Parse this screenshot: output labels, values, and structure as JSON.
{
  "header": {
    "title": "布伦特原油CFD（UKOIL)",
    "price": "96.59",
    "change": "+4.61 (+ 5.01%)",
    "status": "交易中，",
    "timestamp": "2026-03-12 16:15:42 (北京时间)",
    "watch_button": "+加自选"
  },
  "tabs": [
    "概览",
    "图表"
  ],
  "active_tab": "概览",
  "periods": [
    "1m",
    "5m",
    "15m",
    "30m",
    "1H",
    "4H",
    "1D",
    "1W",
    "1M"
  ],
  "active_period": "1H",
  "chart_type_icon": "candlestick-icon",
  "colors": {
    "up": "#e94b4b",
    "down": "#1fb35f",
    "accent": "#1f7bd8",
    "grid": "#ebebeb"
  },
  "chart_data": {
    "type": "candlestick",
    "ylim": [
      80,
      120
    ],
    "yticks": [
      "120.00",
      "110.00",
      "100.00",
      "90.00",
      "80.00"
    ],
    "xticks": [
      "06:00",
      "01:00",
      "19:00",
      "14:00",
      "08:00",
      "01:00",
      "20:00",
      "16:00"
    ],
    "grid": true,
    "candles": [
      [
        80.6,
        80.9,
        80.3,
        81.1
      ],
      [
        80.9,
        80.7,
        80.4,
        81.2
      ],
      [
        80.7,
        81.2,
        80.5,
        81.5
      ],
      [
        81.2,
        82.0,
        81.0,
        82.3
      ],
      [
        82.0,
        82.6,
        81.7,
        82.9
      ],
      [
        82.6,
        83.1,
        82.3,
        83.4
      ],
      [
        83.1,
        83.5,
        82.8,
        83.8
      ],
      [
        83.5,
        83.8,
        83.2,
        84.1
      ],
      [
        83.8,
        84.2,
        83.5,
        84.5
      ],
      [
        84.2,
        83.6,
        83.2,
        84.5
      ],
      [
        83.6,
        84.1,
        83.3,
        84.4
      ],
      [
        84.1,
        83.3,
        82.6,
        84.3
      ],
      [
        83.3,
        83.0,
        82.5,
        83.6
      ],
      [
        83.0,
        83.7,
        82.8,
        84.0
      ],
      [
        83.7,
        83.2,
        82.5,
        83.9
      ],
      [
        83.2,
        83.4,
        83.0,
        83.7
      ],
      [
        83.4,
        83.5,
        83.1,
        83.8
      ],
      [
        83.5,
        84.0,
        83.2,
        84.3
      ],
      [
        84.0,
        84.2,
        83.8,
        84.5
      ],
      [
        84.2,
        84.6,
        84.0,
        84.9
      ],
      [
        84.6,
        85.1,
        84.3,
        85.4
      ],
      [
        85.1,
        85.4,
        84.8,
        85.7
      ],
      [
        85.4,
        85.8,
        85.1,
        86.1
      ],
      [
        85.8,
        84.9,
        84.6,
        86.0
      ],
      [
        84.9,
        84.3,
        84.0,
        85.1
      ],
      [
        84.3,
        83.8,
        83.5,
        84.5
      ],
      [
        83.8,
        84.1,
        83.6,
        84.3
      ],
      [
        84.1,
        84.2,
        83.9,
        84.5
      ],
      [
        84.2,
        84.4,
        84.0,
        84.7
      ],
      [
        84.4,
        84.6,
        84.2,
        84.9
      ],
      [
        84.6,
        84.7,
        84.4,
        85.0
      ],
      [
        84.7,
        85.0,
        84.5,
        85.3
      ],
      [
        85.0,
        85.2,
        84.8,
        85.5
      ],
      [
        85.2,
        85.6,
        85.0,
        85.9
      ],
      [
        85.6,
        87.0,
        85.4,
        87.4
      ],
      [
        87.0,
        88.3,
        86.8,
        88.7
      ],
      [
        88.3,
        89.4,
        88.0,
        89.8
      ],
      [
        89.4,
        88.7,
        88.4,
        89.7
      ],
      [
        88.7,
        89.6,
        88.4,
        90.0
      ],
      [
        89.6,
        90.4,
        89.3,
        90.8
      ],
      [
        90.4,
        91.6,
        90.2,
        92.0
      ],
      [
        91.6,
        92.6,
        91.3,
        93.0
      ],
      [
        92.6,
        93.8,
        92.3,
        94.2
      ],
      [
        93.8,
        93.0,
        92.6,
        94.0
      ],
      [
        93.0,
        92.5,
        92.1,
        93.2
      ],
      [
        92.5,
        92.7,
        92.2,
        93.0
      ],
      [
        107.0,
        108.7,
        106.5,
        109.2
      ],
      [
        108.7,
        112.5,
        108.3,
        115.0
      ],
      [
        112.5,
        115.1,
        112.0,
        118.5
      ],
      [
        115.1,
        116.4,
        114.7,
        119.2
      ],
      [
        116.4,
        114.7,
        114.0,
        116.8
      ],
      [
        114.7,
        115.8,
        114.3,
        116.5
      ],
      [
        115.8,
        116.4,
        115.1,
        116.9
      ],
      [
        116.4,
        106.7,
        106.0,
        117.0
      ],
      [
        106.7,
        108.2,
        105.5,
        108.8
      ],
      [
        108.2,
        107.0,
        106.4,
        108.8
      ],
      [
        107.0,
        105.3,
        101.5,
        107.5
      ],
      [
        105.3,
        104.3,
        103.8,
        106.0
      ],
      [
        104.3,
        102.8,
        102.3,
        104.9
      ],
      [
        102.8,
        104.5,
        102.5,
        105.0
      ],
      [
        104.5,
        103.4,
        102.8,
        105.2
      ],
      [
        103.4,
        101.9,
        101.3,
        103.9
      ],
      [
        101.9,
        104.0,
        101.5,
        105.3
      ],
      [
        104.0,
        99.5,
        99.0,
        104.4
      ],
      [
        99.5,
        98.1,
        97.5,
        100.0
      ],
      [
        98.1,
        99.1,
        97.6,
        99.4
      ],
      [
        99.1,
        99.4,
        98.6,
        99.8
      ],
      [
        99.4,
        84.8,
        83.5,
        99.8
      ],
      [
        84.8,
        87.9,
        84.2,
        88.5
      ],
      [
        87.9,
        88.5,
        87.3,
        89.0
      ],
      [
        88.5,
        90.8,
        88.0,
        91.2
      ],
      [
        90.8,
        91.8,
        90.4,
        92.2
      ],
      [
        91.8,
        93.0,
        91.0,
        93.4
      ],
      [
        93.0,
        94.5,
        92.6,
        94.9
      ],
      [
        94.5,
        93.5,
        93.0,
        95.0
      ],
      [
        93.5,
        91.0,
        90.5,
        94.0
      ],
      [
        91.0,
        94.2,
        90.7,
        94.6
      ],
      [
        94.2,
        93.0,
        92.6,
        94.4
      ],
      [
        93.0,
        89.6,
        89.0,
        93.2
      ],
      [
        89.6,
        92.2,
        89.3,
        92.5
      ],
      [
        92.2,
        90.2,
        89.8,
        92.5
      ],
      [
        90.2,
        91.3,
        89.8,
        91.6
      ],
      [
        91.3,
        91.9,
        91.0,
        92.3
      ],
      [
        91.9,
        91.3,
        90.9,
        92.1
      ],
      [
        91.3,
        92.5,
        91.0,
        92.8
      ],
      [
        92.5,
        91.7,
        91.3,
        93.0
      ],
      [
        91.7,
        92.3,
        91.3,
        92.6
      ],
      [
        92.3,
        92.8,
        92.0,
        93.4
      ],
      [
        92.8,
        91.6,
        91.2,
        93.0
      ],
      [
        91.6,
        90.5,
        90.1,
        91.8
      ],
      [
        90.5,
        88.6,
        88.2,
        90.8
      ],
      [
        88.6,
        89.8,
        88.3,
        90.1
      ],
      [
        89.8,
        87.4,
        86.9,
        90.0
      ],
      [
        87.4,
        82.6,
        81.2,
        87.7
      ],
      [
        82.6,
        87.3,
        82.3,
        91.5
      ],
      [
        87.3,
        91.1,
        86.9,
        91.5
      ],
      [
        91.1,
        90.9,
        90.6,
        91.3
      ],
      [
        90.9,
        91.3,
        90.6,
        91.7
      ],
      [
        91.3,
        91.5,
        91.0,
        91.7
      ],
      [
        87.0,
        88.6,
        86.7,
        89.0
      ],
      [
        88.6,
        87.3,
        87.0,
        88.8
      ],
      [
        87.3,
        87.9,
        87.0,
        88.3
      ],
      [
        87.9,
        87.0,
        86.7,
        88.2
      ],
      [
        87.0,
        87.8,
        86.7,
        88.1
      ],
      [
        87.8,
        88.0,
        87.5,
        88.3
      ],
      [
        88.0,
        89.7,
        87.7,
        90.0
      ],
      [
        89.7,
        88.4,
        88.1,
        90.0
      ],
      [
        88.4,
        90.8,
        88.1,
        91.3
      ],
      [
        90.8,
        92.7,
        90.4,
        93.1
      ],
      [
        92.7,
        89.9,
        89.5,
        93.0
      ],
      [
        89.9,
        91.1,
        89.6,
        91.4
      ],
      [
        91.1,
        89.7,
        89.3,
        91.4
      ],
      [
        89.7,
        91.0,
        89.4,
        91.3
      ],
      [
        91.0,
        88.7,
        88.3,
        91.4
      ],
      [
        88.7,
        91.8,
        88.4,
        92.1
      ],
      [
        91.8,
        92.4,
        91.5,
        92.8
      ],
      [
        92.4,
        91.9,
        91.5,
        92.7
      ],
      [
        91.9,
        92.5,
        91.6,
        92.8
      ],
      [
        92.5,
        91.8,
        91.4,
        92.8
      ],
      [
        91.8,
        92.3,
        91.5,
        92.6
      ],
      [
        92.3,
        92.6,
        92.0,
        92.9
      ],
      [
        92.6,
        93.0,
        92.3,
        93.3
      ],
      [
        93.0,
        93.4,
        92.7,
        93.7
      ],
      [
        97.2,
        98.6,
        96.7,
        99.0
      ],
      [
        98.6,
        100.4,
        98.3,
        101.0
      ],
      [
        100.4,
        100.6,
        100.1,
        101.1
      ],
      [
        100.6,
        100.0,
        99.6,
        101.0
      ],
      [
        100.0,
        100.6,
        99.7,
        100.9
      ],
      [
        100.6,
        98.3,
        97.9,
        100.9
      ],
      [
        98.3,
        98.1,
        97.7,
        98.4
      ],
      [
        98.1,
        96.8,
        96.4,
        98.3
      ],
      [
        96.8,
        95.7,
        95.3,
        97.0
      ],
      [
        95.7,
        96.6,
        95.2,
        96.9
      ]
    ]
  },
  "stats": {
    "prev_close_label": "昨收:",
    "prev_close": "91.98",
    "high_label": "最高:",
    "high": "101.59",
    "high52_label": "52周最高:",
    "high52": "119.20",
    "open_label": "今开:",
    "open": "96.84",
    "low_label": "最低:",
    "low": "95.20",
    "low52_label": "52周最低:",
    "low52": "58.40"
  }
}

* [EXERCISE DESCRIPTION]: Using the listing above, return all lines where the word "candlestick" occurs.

* [TASK SOLUTION]:
  "chart_type_icon": "candlestick-icon",
    "type": "candlestick",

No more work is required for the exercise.